Pratat Panom, Nakornpanom
The typical climate of the northeastern region of Thailand is usually windy and cool, dissimilar to the damp cold of the north, except for those provinces near the Thai-Laos border. These provinces are known for their mist in the winter, especially the lovely Nakorn Panom. Read more
Pratat Renoo-Nakorn is situated not far from Pratat Panom, in the district of Renoo-Nakorn and has been the center of faith and belief of locals since 1917. Visitors can pay respects and ask for good fortune and prosperity from the relics of Buddha and Buddhist saints. Afterwards, visitors are recommended to pay respects to Pra-Ong Saen, the most respected Buddha image of the Renoo-Nakorn people. Read more

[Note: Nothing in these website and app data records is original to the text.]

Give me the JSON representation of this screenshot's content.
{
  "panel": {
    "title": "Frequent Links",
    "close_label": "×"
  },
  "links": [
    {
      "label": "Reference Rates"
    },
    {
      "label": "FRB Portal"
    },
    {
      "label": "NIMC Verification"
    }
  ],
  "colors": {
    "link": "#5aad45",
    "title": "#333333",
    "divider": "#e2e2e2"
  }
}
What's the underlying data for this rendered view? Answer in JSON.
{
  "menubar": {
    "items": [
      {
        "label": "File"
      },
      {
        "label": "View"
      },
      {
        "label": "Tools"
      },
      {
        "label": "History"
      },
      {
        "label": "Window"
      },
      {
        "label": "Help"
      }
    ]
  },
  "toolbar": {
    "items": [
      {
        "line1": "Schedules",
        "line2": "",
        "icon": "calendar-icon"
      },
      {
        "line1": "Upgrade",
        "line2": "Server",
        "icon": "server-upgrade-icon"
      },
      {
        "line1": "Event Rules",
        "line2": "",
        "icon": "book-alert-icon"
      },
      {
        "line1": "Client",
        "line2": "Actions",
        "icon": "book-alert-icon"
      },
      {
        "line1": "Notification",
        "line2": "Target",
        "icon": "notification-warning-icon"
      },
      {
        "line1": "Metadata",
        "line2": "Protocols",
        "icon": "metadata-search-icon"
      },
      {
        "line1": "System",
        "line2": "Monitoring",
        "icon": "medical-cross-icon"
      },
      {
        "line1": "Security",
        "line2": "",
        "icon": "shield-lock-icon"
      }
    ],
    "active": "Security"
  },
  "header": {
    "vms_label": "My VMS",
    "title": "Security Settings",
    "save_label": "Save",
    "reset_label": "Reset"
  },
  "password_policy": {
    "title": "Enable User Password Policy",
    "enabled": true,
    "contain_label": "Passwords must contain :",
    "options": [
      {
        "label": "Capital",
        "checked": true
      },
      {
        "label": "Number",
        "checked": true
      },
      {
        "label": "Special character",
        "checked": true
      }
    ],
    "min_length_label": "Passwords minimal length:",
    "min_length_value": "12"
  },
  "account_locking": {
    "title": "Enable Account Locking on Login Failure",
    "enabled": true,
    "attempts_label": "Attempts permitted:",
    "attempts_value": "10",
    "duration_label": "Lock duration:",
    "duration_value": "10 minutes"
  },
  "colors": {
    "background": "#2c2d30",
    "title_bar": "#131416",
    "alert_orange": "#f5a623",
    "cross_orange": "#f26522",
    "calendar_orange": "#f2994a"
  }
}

Pratat Srikoon, the Tuesday guardian, is believed to grant you honor and charisma. The chedi of Pratat Srikoon is similar in shape to Pratat Panom only smaller and was built with the influence of Lanchang art. Relics of Pra Saributr, Pra Mokalana, and Pra sankajjayana are kept inside the chedi. Popular offerings are popped rice, traditional perfume, charred sticky rice, pink flowers, two candles, and eight incense sticks. The chant for Pratat Srikoon is ‘Ti Hung Ja Tou Ro Ti-nang’ and is considered to bring one affection. Read more
The typical climate of the northeastern region of Thailand is usually windy and cool, dissimilar to the damp cold of the north, except for those provinces near the Thai-Laos border. These provinces are known for their mist in the winter, especially the lovely Nakorn Panom. In ancient times, Nakorn Panom was the center of the glorious Sri Kotaboon Kingdom and the place where Pratat Panom, also known as the relics of the Lord Buddha’s chest, were kept. Apart from the religious importance, this particular province is culturally charming with diverse character, tasty local food, and faith in the birthday guardians.
Pratat Panom, similar to Pratat Haripoonchai of the north and Pratat Nakornsri Tammarat of the south, is one of the greatest and most important Buddha’s relics of Thai northeastern people who consider it once-in-a-lifetime opportunity to visit and pay respects. The relics are covered by a tall and slender lotus-shaped chedi decorated with paintings and engravings of golden-birds influenced by the Jampa art of southern Vietnam. The chedi was damaged in 1975 from a ferocious storm but was later renovated to its former condition.
Visitors are recommended to pay a visit in the 3rd lunar month of the year. At the time, there is the annual Pratat Panom fair that is considered a splendid event of northeastern people.